[Records for processing — start]

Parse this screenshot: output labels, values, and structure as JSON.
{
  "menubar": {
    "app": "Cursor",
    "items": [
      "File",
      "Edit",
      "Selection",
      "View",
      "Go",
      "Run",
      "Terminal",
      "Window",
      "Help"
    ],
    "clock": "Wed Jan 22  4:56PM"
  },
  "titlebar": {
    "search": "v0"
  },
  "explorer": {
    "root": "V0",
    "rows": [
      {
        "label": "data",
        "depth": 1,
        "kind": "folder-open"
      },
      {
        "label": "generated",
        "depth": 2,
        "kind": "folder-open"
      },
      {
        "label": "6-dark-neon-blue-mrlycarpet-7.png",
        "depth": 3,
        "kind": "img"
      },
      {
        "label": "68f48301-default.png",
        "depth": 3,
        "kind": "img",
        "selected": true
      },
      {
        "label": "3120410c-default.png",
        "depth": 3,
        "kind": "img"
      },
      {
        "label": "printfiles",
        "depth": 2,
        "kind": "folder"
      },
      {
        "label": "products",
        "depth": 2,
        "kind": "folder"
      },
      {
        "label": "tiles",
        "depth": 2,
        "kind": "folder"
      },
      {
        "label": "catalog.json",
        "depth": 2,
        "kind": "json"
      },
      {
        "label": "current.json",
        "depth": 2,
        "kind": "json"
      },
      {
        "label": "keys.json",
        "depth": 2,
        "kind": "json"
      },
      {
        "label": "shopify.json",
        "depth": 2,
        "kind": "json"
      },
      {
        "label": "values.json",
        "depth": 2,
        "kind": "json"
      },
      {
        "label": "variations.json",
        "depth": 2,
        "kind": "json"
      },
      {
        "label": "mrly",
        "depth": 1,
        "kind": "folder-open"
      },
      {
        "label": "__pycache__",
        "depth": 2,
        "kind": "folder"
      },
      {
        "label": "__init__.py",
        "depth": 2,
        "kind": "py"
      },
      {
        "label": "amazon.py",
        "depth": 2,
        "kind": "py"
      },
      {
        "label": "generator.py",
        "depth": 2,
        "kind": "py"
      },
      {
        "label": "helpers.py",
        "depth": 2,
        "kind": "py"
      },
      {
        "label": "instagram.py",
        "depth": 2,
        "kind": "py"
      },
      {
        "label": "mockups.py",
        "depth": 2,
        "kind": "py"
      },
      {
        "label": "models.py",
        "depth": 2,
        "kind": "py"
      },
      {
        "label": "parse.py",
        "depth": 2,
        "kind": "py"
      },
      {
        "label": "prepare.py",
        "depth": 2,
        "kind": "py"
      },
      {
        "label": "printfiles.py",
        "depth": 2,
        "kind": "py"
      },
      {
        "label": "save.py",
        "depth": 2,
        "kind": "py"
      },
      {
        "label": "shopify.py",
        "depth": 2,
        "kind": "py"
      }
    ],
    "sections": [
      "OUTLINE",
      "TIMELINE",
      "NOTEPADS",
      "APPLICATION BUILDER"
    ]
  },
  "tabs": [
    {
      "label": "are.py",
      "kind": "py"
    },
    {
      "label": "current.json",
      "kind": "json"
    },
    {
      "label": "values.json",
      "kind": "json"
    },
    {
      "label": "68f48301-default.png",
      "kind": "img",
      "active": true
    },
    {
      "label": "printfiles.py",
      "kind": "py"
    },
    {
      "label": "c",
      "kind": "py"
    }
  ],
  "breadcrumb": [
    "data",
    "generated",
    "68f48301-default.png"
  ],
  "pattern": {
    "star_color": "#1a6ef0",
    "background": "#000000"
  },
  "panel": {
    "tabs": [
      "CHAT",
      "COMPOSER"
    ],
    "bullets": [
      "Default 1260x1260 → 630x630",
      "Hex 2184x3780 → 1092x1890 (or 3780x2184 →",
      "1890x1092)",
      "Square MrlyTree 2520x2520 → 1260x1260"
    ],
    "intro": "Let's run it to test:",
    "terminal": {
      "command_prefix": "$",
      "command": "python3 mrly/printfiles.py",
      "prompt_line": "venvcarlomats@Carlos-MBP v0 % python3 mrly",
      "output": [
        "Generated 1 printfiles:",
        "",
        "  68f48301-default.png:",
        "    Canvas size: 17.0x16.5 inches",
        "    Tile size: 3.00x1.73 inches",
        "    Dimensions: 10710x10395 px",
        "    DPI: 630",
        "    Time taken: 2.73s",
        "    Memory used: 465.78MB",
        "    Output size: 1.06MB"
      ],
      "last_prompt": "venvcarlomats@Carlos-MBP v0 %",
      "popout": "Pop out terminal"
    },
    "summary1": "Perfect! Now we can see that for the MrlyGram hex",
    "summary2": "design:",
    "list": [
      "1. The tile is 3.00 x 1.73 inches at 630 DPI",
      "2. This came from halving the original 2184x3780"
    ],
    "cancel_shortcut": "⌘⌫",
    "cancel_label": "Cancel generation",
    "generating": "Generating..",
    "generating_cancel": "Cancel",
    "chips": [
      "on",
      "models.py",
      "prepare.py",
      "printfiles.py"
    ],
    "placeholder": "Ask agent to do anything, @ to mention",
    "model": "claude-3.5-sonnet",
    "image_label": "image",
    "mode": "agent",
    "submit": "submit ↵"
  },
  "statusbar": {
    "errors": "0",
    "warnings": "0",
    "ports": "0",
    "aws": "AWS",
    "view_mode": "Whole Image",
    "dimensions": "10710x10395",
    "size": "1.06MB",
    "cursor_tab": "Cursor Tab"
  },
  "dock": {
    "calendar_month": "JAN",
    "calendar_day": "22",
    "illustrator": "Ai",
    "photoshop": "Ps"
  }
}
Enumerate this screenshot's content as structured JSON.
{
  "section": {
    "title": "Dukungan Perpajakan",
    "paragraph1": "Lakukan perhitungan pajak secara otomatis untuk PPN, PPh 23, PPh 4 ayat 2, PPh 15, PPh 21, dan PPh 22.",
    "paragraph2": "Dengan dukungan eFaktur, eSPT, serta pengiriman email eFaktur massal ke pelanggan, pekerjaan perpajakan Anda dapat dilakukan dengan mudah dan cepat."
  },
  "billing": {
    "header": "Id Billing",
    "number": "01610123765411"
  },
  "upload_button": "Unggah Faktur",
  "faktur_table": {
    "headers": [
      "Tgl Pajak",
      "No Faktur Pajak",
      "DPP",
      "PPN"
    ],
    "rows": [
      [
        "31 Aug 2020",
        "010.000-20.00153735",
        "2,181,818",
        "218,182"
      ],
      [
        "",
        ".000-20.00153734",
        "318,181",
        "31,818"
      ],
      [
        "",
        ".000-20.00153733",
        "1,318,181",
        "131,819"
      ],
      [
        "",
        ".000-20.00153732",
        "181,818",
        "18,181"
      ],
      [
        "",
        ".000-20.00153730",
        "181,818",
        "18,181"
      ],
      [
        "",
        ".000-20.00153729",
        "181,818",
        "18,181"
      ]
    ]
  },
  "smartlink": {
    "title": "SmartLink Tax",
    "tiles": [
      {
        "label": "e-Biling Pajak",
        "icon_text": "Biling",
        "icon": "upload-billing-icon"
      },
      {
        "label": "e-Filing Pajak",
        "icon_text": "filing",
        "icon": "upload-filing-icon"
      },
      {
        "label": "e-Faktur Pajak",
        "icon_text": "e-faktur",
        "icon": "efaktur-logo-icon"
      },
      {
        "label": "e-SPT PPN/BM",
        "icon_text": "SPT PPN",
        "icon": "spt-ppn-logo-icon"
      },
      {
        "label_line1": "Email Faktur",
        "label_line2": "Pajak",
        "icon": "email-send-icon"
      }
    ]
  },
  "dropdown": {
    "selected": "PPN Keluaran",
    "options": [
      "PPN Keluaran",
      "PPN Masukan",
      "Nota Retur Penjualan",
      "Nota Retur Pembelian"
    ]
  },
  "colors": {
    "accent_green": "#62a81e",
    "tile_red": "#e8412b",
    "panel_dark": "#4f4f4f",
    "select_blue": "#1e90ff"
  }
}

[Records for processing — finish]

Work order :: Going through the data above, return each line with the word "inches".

Answer box ::
        "    Canvas size: 17.0x16.5 inches",
        "    Tile size: 3.00x1.73 inches",
      "1. The tile is 3.00 x 1.73 inches at 630 DPI",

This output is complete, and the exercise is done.